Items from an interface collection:
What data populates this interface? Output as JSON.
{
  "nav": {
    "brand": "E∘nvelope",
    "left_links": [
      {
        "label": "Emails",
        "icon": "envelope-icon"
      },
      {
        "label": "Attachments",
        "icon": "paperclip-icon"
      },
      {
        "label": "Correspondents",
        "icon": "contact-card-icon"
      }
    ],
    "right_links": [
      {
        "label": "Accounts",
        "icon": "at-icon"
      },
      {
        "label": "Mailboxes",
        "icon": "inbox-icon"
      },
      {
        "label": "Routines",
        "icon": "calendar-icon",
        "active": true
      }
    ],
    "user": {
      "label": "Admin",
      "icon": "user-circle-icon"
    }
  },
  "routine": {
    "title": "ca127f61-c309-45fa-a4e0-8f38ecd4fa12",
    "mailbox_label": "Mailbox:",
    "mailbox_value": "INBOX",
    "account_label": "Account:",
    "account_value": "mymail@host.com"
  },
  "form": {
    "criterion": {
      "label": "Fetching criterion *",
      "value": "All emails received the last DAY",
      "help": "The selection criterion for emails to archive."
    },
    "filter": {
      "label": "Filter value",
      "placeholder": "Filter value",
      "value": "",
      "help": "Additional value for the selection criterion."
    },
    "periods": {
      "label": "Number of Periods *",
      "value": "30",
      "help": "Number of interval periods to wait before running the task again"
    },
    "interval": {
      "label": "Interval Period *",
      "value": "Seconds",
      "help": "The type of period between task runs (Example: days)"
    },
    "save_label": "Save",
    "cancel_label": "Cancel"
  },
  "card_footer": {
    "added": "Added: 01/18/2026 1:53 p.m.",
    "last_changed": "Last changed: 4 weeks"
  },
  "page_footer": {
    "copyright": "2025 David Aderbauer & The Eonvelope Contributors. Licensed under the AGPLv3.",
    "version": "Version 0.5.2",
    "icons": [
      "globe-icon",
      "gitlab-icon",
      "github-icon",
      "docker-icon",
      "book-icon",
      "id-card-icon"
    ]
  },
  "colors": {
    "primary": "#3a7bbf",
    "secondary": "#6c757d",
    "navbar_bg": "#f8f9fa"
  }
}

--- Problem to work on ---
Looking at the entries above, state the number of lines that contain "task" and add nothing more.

--- Exercise response ---
2